If we are to make progress you need to publish the code of your
infinite loop detector. I suspect that you refuse to do this as you
know it is either a trivial pattern matcher or relies on machine state
(i.e. CPU registers and RAM) being unchanged during emulation of a
program loop which is an naively erroneous approach.

/Flibble

olcott

unread,
Jun 10, 2022, 9:59:26 AMJun 10
to
If you can't understand 14 lines of code then this conclusively proves
that you won't understand hundreds of pages of code.

Because people here are only interested in rebuttal and don't give a
rat's ass about an honest dialogue I make the price of a continued
dialogue key points of mutual agreement.

If you don't understand that H(P,P)==0 is correct then providing the
source code will only provide the means for denigration based on lack of
comprehension.
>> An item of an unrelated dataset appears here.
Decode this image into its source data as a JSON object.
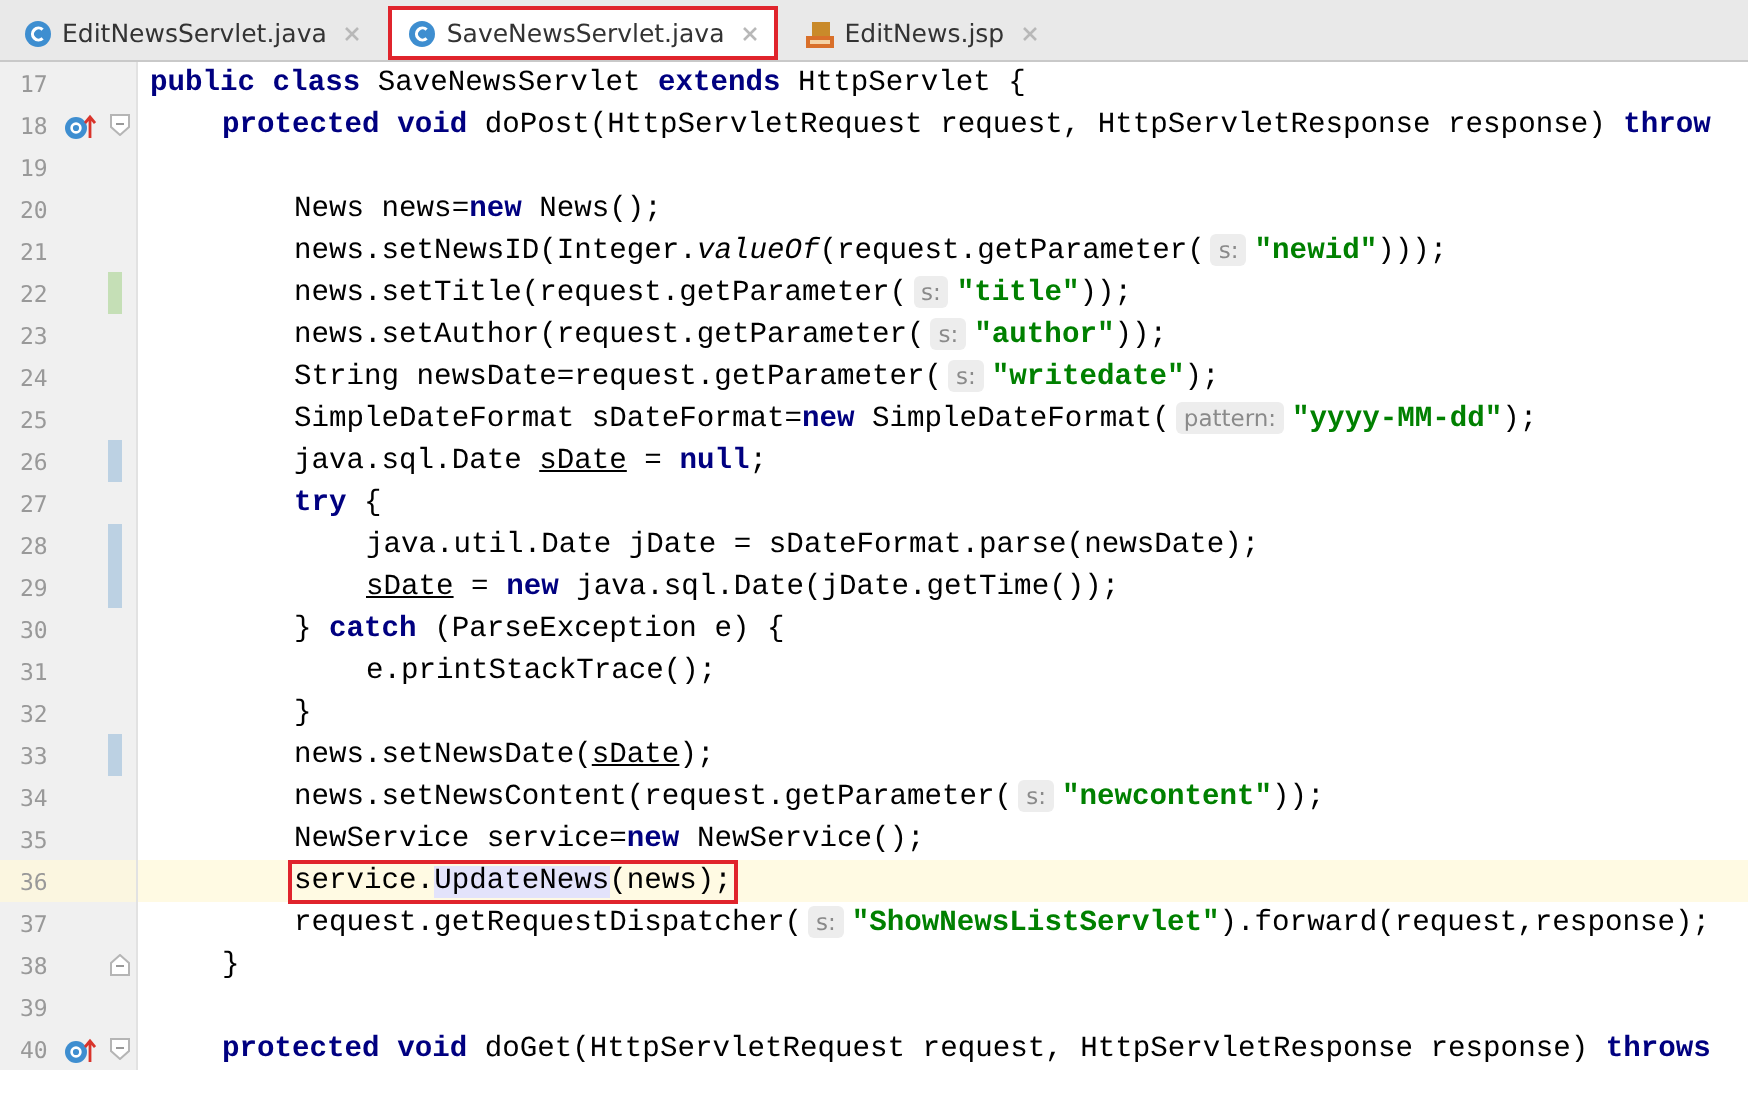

I absolutely will not tolerate that.

> I suspect that you refuse to do this as you
> know it is either a trivial pattern matcher or relies on machine state
> (i.e. CPU registers and RAM) being unchanged during emulation of a
> program loop which is an naively erroneous approach.
>
> /Flibble
>


Mr Flibble
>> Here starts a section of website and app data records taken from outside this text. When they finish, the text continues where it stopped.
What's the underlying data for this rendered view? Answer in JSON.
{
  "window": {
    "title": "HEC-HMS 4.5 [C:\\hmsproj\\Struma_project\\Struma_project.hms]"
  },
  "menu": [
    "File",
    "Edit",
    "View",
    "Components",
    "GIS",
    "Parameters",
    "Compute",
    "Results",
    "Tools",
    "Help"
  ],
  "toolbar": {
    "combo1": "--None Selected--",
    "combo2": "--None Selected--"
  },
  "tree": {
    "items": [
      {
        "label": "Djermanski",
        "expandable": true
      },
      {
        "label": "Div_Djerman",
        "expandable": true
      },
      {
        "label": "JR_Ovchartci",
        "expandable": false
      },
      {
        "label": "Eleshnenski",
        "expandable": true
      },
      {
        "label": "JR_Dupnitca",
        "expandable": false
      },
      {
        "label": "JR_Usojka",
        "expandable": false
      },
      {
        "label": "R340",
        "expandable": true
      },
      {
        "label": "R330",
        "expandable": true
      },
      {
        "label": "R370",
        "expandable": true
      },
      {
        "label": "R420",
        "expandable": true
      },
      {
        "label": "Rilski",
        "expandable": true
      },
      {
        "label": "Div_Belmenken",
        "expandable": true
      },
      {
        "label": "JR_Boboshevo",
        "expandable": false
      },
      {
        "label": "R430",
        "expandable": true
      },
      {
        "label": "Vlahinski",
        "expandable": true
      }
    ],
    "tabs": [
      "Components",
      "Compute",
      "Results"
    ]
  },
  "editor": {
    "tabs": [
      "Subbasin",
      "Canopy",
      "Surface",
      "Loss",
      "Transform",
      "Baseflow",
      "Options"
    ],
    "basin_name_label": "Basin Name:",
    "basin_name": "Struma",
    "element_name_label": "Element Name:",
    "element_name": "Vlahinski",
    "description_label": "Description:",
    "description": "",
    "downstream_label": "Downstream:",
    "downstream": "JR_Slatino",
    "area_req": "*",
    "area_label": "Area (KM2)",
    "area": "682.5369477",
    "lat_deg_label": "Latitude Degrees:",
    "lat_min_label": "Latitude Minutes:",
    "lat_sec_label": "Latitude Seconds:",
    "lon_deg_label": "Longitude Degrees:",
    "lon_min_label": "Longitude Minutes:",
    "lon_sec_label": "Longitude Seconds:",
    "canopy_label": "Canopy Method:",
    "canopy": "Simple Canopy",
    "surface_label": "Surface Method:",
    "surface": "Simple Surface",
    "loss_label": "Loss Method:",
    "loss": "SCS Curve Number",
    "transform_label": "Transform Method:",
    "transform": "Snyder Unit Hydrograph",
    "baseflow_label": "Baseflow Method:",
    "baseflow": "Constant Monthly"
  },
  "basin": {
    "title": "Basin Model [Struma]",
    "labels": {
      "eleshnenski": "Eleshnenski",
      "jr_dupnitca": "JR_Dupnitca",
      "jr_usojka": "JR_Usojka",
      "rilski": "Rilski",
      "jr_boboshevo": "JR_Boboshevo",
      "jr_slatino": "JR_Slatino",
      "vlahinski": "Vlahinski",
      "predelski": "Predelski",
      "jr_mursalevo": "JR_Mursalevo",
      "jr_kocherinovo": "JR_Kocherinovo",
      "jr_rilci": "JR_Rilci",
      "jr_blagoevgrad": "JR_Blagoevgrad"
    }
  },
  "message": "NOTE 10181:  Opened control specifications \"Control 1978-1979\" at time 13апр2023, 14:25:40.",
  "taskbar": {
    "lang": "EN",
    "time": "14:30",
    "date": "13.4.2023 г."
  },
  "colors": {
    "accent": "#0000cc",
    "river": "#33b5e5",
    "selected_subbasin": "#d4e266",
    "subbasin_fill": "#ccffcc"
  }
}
unread,
Jun 10, 2022, 10:03:22 AMJun 10
to
On Fri, 10 Jun 2022 08:59:17 -0500
If we are to make progress you need to publish the source code of how
your infinite loop detector works as your disassembly traces DO NOT
provide that information.
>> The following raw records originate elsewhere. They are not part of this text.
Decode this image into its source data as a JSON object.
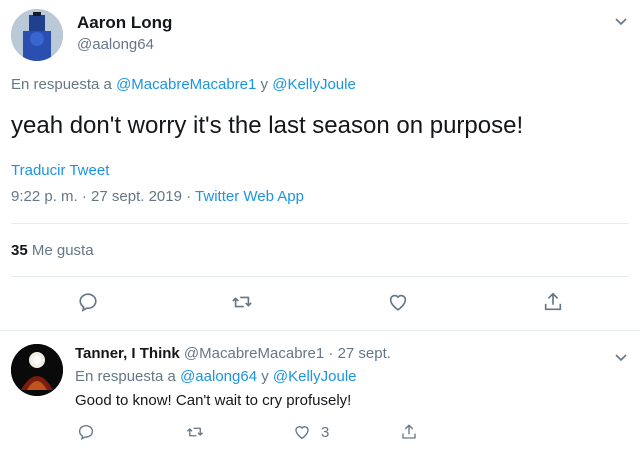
{
  "main_tweet": {
    "author_name": "Aaron Long",
    "author_handle": "@aalong64",
    "reply_prefix": "En respuesta a",
    "reply_user_1": "@MacabreMacabre1",
    "reply_conj": "y",
    "reply_user_2": "@KellyJoule",
    "text": "yeah don't worry it's the last season on purpose!",
    "translate_label": "Traducir Tweet",
    "time": "9:22 p. m.",
    "date": "27 sept. 2019",
    "client": "Twitter Web App",
    "likes_count": "35",
    "likes_label": "Me gusta"
  },
  "reply_tweet": {
    "author_name": "Tanner, I Think",
    "author_handle": "@MacabreMacabre1",
    "date": "27 sept.",
    "reply_prefix": "En respuesta a",
    "reply_user_1": "@aalong64",
    "reply_conj": "y",
    "reply_user_2": "@KellyJoule",
    "text": "Good to know! Can't wait to cry profusely!",
    "like_count": "3"
  },
  "icons": {
    "reply": "reply-icon",
    "retweet": "retweet-icon",
    "like": "heart-icon",
    "share": "share-icon",
    "more": "chevron-down-icon"
  },
  "colors": {
    "link": "#1b95e0",
    "secondary_text": "#657786",
    "primary_text": "#14171a",
    "divider": "#e6ecf0"
  }
}
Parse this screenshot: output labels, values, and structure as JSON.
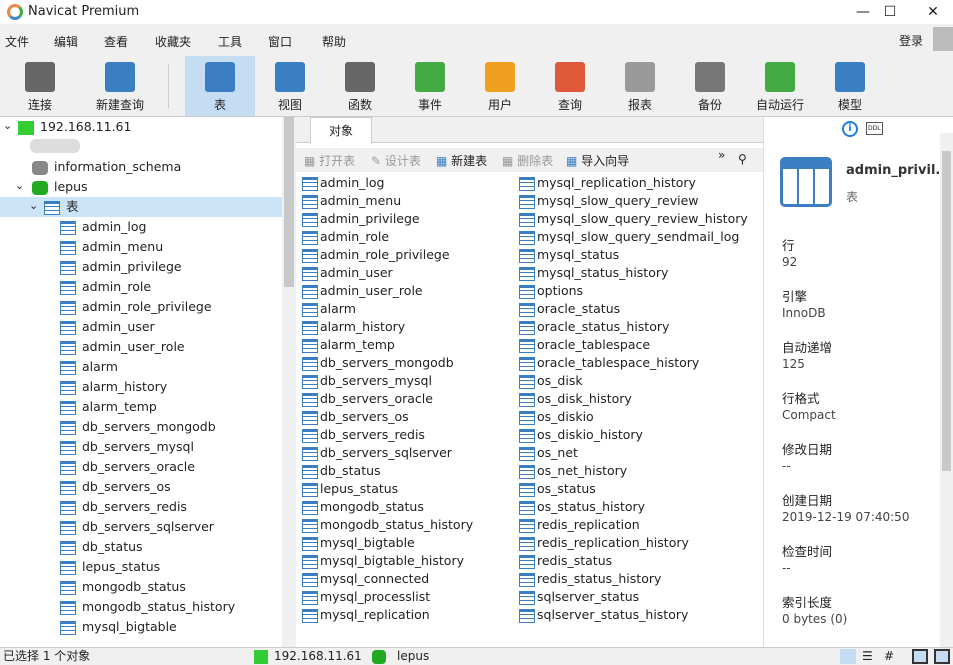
{
  "app_title": "Navicat Premium",
  "window_controls": {
    "minimize": "—",
    "maximize": "☐",
    "close": "✕"
  },
  "menu": [
    "文件",
    "编辑",
    "查看",
    "收藏夹",
    "工具",
    "窗口",
    "帮助"
  ],
  "login": "登录",
  "toolbar": [
    {
      "label": "连接",
      "icon": "plug-icon",
      "color": "#666"
    },
    {
      "label": "新建查询",
      "icon": "new-query-icon",
      "color": "#3a7fc1"
    },
    {
      "label": "表",
      "icon": "table-icon",
      "color": "#3a7fc1"
    },
    {
      "label": "视图",
      "icon": "view-icon",
      "color": "#3a7fc1"
    },
    {
      "label": "函数",
      "icon": "function-icon",
      "color": "#666"
    },
    {
      "label": "事件",
      "icon": "clock-icon",
      "color": "#4a4"
    },
    {
      "label": "用户",
      "icon": "user-icon",
      "color": "#f0a020"
    },
    {
      "label": "查询",
      "icon": "query-icon",
      "color": "#e05a3a"
    },
    {
      "label": "报表",
      "icon": "report-icon",
      "color": "#999"
    },
    {
      "label": "备份",
      "icon": "backup-icon",
      "color": "#777"
    },
    {
      "label": "自动运行",
      "icon": "schedule-icon",
      "color": "#4a4"
    },
    {
      "label": "模型",
      "icon": "model-icon",
      "color": "#3a7fc1"
    }
  ],
  "tree": {
    "connection": "192.168.11.61",
    "databases": [
      "information_schema",
      "lepus"
    ],
    "tables_node": "表",
    "tables": [
      "admin_log",
      "admin_menu",
      "admin_privilege",
      "admin_role",
      "admin_role_privilege",
      "admin_user",
      "admin_user_role",
      "alarm",
      "alarm_history",
      "alarm_temp",
      "db_servers_mongodb",
      "db_servers_mysql",
      "db_servers_oracle",
      "db_servers_os",
      "db_servers_redis",
      "db_servers_sqlserver",
      "db_status",
      "lepus_status",
      "mongodb_status",
      "mongodb_status_history",
      "mysql_bigtable"
    ]
  },
  "tab": "对象",
  "object_toolbar": {
    "open": "打开表",
    "design": "设计表",
    "new": "新建表",
    "delete": "删除表",
    "import": "导入向导",
    "more": "»"
  },
  "objects_col1": [
    "admin_log",
    "admin_menu",
    "admin_privilege",
    "admin_role",
    "admin_role_privilege",
    "admin_user",
    "admin_user_role",
    "alarm",
    "alarm_history",
    "alarm_temp",
    "db_servers_mongodb",
    "db_servers_mysql",
    "db_servers_oracle",
    "db_servers_os",
    "db_servers_redis",
    "db_servers_sqlserver",
    "db_status",
    "lepus_status",
    "mongodb_status",
    "mongodb_status_history",
    "mysql_bigtable",
    "mysql_bigtable_history",
    "mysql_connected",
    "mysql_processlist",
    "mysql_replication"
  ],
  "objects_col2": [
    "mysql_replication_history",
    "mysql_slow_query_review",
    "mysql_slow_query_review_history",
    "mysql_slow_query_sendmail_log",
    "mysql_status",
    "mysql_status_history",
    "options",
    "oracle_status",
    "oracle_status_history",
    "oracle_tablespace",
    "oracle_tablespace_history",
    "os_disk",
    "os_disk_history",
    "os_diskio",
    "os_diskio_history",
    "os_net",
    "os_net_history",
    "os_status",
    "os_status_history",
    "redis_replication",
    "redis_replication_history",
    "redis_status",
    "redis_status_history",
    "sqlserver_status",
    "sqlserver_status_history"
  ],
  "info": {
    "name": "admin_privil...",
    "type": "表",
    "ddl": "DDL",
    "props": [
      {
        "label": "行",
        "value": "92"
      },
      {
        "label": "引擎",
        "value": "InnoDB"
      },
      {
        "label": "自动递增",
        "value": "125"
      },
      {
        "label": "行格式",
        "value": "Compact"
      },
      {
        "label": "修改日期",
        "value": "--"
      },
      {
        "label": "创建日期",
        "value": "2019-12-19 07:40:50"
      },
      {
        "label": "检查时间",
        "value": "--"
      },
      {
        "label": "索引长度",
        "value": "0 bytes (0)"
      }
    ]
  },
  "status": {
    "selection": "已选择 1 个对象",
    "connection": "192.168.11.61",
    "database": "lepus"
  }
}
/Flibble

olcott

unread,
Jun 10, 2022, 10:15:37 AMJun 10
to
I will not do that until many many points of mutual agreement have
occurred. Until many many points of mutual agreement have occurred my
assessment that my reviewers are lying cheating bastards remains affirmed.

Richard Damon

unread,
Jun 10, 2022, 10:20:00 AMJun 10
to
Maybe we should say that since YOU don't understand the actual behavior
of the 14 lines of code that YOU wrote, you can't possibly understand
what your program is doing.

>
> Because people here are only interested in rebuttal and don't give a
> rat's ass about an honest dialogue I make the price of a continued
> dialogue key points of mutual agreement.
>

But YOU seem to be only interested in pushing your FALSE ideas, and are
just ignoring the CORRECT rubuttal that people are providing (saying
they are just in "rebuttal mode", but NOT showing how their "rebuttal
mode" is actually incorrect).



> If you don't understand that H(P,P)==0 is correct then providing the
> source code will only provide the means for denigration based on lack of
> comprehension.  I absolutely will not tolerate that.
>

The fact that you don't understand that H(P,P) == 0 can ONLY be correct
if P(P) never halts, and that P(P) WILL Halt if H(P,P) returns 0 in
finite time, show that YOU are the one with a lack of comprehension.

Note, you can't actually prove something is wrong by showing something
else is right, all that does is prove that your logic system is
inconsistent.

You don't seem to understand this as the basis of a proof by
contradiction, that we start with a TENTATIVE assumption of something
being true, and showing that leads to an inconsistent result, which
means we can't add that assumption to our logic system (and unless our
logic system is already inconsistent, we won't be able to prove it) so
we can take the statement to be false.

All you have done in the past years is to prove that you don't
understand the basic concepts of logic and truth.

When I first met your ideas, I wondered if there might be an interesting
concept behind your ideas of Truth, your continued ignorance of basic
principles tells me that there is almost certainly nothing there, at
least not that you could provide.

Mr Flibble

unread,
Jun 10, 2022, 10:21:58 AMJun 10
to
On Fri, 10 Jun 2022 09:15:29 -0500
At this point, as you refuse to provide evidence to the contrary, I
conclude that the only case of non-halting behavior you can detect are
the execution of the Intel x86 opcodes "EB FE". Being only able to
detect a single case of non-halting behavior out of a total 2^n cases
obviously does not qualify as a halting decider.

You know what you must do to refute this conclusion: provide
evidence in the form of source code.

/Flibble

olcott

unread,
Jun 10, 2022, 10:32:56 AMJun 10
to
That I prove that H(P,P)==0 by itself refutes the halting problem proofs
that claim that neither 0 nor 1 is correct.

Richard Damon

unread,
Jun 10, 2022, 10:35:20 AMJun 10